◆ **HOW TO COMPLETE THIS TASK**:
Find the lines of the listing that contain the string "downloaded", and return them.

================================

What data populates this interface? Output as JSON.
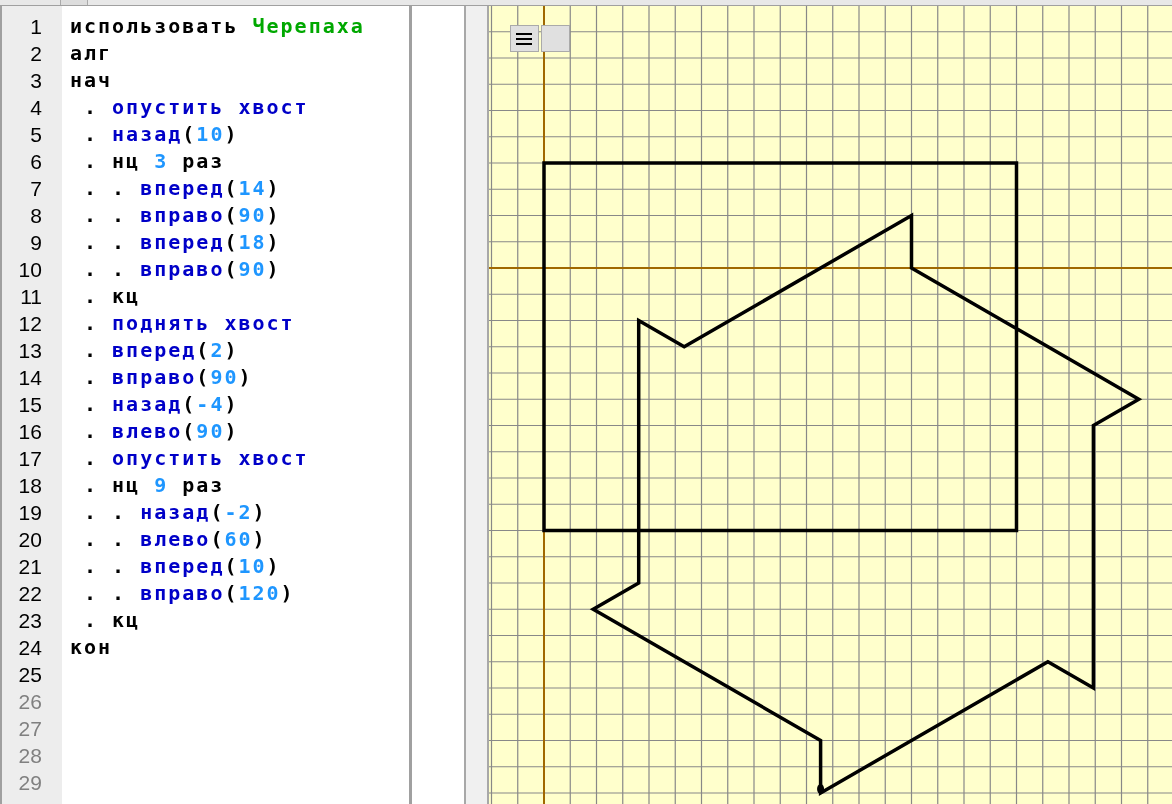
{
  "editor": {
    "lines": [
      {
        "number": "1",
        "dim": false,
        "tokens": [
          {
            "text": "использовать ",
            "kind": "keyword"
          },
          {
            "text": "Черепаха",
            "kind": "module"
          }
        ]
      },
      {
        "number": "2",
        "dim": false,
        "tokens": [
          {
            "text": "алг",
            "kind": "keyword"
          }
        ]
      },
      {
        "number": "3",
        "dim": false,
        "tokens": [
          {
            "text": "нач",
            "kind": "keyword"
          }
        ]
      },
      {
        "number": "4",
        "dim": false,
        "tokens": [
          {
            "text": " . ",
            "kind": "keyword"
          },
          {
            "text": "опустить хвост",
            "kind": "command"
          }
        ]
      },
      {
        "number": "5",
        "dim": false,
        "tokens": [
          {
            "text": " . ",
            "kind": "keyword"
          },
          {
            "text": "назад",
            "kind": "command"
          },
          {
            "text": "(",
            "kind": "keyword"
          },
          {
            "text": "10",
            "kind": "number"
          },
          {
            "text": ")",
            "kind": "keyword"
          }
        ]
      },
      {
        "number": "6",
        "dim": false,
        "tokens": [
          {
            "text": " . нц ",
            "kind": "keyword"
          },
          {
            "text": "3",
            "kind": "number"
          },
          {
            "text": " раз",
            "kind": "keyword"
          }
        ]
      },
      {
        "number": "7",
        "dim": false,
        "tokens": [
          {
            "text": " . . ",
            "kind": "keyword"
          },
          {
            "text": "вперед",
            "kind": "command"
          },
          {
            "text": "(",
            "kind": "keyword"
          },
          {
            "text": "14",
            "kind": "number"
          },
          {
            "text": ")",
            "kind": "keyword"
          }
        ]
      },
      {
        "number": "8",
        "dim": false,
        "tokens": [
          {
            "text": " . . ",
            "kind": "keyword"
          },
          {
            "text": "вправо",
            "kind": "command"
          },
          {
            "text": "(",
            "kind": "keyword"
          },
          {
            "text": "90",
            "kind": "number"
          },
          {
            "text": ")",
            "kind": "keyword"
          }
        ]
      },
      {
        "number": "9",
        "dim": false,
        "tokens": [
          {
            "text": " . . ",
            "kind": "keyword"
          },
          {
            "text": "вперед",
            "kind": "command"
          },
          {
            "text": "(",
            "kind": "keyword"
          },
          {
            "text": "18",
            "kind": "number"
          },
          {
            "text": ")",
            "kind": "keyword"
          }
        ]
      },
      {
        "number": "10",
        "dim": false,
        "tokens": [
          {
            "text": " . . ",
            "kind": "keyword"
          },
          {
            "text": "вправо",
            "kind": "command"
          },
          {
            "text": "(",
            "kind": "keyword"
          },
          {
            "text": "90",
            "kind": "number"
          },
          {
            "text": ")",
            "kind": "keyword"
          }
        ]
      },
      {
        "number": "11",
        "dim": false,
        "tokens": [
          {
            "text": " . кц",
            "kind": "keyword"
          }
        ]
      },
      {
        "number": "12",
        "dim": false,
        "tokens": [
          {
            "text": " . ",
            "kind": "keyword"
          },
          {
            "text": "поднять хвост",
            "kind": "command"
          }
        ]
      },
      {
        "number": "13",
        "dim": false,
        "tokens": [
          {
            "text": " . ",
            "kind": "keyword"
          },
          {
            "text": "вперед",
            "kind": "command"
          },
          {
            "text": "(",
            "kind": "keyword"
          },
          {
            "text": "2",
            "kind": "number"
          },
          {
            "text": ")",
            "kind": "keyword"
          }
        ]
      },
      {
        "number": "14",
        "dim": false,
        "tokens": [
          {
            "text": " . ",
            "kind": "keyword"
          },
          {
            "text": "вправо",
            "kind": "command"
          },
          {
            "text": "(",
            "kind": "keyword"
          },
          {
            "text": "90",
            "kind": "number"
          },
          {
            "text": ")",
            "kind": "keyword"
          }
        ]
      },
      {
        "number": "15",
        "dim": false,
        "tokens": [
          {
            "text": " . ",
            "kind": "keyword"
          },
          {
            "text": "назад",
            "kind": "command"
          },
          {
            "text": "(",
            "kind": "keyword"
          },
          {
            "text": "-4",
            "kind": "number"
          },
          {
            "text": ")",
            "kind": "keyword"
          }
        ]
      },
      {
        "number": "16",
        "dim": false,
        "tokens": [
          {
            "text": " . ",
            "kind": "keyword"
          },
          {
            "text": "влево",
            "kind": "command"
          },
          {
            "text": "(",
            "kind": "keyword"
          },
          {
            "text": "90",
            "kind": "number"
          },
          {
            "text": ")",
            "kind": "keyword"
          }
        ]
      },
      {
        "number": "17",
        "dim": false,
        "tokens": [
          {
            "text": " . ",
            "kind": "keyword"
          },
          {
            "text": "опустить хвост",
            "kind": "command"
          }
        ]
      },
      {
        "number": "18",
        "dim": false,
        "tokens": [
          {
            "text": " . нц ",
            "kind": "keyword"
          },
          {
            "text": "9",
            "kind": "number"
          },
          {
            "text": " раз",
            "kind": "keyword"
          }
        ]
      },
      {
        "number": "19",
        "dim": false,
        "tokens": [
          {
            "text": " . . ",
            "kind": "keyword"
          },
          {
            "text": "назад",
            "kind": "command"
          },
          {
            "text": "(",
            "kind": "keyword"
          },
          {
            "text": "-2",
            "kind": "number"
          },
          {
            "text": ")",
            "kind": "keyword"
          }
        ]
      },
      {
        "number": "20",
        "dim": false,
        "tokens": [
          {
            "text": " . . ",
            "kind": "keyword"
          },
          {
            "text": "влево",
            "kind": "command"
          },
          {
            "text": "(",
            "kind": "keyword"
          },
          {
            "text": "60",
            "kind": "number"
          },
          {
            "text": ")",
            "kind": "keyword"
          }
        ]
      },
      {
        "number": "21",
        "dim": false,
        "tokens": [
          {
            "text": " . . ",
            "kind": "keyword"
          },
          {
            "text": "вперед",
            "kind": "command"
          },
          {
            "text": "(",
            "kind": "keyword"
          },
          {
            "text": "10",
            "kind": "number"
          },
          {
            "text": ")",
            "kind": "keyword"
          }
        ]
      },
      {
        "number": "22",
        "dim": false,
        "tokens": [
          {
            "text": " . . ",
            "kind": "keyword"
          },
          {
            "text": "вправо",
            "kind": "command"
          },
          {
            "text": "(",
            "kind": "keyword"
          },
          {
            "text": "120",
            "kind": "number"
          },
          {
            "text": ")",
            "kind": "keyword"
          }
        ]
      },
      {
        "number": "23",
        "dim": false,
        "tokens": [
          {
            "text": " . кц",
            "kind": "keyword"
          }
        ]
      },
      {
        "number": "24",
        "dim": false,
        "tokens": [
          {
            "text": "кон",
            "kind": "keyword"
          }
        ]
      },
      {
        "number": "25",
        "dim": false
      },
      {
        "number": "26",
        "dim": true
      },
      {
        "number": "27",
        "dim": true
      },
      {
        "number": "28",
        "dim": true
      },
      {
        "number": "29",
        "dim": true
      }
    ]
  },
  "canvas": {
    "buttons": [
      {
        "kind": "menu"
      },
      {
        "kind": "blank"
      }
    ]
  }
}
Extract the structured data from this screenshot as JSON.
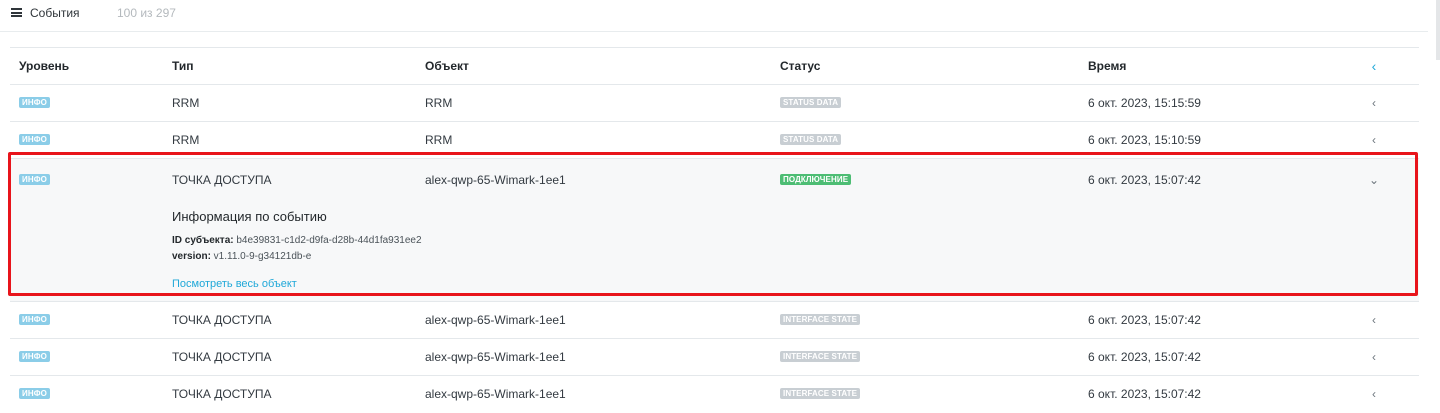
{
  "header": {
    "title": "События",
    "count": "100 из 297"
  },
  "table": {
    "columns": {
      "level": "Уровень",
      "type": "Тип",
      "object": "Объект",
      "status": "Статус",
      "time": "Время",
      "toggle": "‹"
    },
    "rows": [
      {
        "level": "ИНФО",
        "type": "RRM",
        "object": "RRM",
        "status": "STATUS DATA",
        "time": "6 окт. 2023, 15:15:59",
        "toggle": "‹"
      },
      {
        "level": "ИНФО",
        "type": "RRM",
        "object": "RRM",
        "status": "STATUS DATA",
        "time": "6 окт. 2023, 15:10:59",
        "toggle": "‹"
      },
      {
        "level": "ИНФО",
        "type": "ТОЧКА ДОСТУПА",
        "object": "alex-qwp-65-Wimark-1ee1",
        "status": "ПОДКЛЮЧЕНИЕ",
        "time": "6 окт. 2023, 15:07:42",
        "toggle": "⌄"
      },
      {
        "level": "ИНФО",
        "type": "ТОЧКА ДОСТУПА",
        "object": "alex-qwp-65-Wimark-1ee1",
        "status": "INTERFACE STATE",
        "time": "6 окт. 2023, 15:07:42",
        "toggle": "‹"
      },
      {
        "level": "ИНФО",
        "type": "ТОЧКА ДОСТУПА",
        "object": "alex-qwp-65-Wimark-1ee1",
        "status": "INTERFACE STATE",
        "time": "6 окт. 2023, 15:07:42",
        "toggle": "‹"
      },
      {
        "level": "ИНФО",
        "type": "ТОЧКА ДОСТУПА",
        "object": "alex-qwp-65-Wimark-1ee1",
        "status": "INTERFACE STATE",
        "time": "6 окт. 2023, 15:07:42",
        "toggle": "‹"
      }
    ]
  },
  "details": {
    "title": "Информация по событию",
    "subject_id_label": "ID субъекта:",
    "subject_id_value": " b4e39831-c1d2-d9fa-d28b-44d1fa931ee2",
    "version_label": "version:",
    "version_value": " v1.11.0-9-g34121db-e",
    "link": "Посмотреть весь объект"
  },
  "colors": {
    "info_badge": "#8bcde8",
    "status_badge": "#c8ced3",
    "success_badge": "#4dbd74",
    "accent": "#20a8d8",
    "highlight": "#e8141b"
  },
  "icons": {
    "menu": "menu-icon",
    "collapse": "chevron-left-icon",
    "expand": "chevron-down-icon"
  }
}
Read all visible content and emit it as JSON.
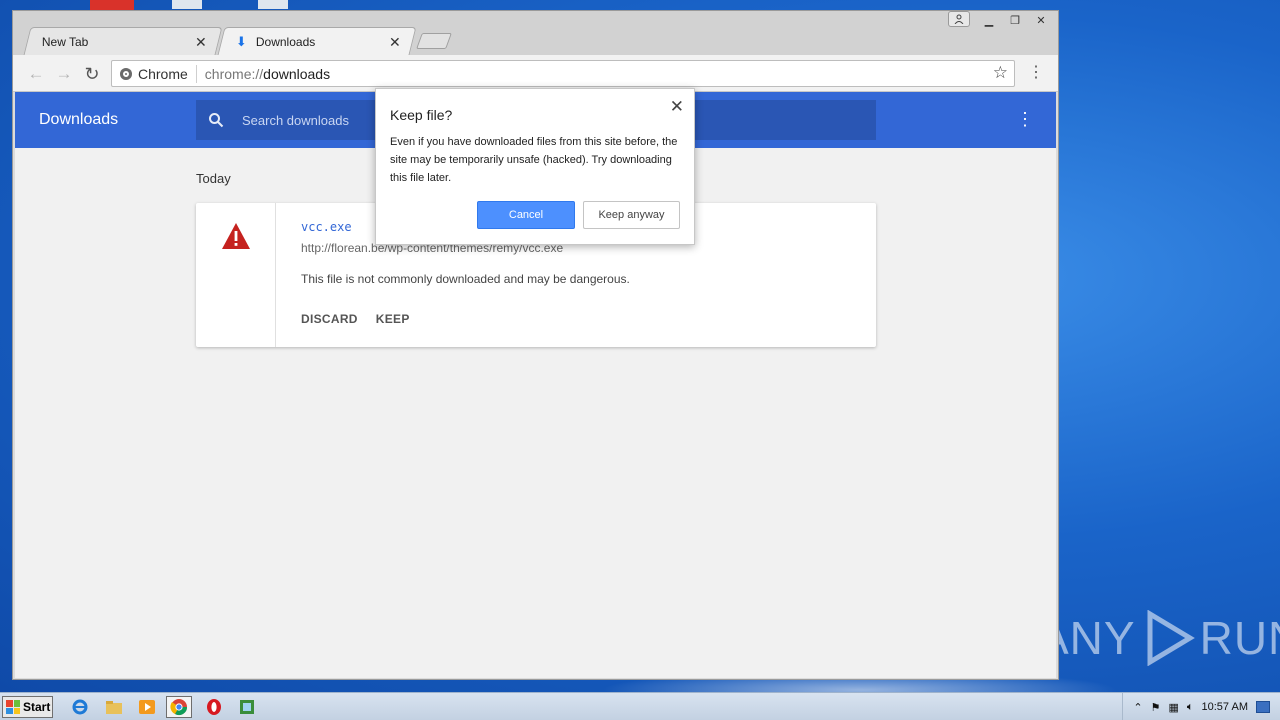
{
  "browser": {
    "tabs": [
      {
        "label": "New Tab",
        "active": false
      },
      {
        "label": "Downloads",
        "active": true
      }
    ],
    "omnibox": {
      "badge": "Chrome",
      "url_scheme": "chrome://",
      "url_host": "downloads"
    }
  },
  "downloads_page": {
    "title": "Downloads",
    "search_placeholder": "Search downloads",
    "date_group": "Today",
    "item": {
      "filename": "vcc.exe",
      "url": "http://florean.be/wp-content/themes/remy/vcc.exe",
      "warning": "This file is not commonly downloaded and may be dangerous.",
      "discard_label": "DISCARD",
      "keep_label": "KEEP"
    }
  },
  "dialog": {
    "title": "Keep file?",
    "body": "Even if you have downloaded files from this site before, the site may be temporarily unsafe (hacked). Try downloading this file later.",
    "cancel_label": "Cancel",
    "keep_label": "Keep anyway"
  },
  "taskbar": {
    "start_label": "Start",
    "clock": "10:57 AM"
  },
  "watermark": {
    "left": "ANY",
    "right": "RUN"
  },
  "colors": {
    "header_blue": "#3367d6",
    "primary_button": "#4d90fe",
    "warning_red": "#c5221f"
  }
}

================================

◆ **SOLUTION TO THIS PROBLEM**:
      "warning": "This file is not commonly downloaded and may be dangerous.",
    "body": "Even if you have downloaded files from this site before, the site may be temporarily unsafe (hacked). Try downloading this file later.",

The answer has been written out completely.